Instead of taking the opportunity to demonstrate a basic grasp of foreign affairs after last week’s gaffe, however, Johnson argued that such knowledge is a superficial metric for judging a candidate’s fitness to serve as commander in chief.
“I still can’t think of a world leader that I respect,” Johnson said. “I held a lot of people in this country on pedestals thinking that they were role models. I got to meet them up front and personal and found out that they were empty suits, that they weren’t about issues, they weren’t about doing what was best, they were about getting re-elected.”
Johnson went on to say that being asked to pick a favorite world leader was just playing “politics,” and that he wasn’t going to partake in the exercise.
When MSNBC’s Andrea Mitchell pressed Johnson, noting that foreign policy is an integral part of the presidential portfolio, he responded by appearing to suggest that his disregard for the finer points of the subject could somehow make him a better president.
“The fact that somebody can dot the I’s and cross the T’s on a foreign leader or a geographic location then allows them to put our military in harm’s way,” Johnson said. “We put our military in this horrible situation where we go in and support regime change. They get involved in civil wars where hundreds of thousands of innocent people are in a crossfire. We’re literally shooting at ourselves because we support both sides of conflicts.”
“It’s because we elect people who can dot the I’s and cross the T’s on these names and geographic locations as opposed to the underlying philosophy, which is, let’s stop getting involved in these regime changes,” he continued.
Many news outlets quickly pounced on the comments, claiming Johnson had literally said presidents are better off not being able to recognize people or places, because that means they can’t go to war with them. Johnson’s “what is Aleppo?” fiasco and general goofiness in recent weeks may have made such mocking assessments believable.
But they’re also unfair reading of Johnson’s remarks, which seemed more like an effort ― albeit a ham-fisted one ― to convince people that his worldview matters more than his bumbling responses to foreign policy questions. Later in the interview, Johnson outlined his isolationist stance, saying he’d only support military action in the case of an attack on the United States.
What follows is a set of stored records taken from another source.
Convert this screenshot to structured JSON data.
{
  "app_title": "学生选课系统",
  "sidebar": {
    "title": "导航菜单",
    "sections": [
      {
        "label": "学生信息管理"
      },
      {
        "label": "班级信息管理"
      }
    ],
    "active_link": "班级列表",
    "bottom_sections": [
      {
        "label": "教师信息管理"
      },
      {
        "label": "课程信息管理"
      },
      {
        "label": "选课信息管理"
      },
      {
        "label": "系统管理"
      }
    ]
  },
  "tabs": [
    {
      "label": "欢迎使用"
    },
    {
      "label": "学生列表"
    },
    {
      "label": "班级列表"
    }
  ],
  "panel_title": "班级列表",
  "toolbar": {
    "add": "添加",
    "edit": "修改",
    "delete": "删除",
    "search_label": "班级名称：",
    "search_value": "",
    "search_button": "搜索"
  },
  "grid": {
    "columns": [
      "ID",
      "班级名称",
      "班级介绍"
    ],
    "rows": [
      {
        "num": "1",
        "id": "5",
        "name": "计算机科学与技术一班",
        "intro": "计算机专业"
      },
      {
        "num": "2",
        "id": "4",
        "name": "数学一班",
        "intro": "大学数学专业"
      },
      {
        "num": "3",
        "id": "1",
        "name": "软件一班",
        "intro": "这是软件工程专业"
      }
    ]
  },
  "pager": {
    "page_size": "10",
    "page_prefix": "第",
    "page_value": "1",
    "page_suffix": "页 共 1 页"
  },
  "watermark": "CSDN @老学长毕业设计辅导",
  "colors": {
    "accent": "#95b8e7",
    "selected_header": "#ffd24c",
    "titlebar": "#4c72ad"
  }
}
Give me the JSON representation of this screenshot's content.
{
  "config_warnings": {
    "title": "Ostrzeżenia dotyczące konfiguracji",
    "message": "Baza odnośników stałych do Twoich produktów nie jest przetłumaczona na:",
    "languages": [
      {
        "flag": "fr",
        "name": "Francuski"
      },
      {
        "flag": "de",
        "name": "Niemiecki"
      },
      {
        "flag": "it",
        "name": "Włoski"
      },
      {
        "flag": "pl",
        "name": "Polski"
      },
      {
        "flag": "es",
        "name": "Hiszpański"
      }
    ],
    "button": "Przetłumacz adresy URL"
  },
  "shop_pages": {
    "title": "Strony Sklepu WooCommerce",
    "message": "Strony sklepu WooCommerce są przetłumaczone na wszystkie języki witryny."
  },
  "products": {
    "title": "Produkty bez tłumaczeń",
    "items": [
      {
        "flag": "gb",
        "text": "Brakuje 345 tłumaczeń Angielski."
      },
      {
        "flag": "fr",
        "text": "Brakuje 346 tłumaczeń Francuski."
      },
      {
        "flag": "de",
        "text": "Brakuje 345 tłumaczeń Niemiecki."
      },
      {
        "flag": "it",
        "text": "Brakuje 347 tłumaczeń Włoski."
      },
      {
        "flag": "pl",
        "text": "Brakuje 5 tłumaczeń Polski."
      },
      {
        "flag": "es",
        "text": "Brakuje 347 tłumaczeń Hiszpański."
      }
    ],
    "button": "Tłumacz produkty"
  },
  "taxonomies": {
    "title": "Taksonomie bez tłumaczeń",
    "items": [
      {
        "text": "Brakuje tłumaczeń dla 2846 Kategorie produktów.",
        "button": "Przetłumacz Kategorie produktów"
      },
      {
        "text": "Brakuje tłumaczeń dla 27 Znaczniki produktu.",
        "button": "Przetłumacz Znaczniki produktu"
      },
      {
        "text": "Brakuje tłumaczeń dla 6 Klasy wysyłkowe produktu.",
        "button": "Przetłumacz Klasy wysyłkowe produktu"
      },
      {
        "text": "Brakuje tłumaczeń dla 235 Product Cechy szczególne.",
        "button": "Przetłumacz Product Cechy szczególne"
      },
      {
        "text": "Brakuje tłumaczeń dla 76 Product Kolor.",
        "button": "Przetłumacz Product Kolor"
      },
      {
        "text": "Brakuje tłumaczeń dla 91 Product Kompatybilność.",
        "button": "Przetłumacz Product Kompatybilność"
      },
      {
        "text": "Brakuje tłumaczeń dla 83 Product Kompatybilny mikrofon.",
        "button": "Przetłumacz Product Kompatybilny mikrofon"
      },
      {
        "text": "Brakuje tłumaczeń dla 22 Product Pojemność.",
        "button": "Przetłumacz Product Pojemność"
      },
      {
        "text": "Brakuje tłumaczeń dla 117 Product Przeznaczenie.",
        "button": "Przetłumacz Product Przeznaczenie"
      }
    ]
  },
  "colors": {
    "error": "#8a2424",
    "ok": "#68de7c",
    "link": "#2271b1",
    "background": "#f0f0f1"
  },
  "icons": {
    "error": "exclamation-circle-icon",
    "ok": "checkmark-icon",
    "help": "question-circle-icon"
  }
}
He also argued that foreign intervention, even in response to genocide, only makes things “worse.”
Still, Johnson is running to be president of the United States. That office calls for deep and measured thought about the nation’s engagement in the global arena, regardless of what a candidate believes its role should be. Basic knowledge of foreign affairs and attention to detail should be prerequisites for the job. Johnson has shown interest in neither. Although some people may be quick to dismiss these qualities in the age of Donald Trump, many who might consider voting for Johnson seemingly haven’t.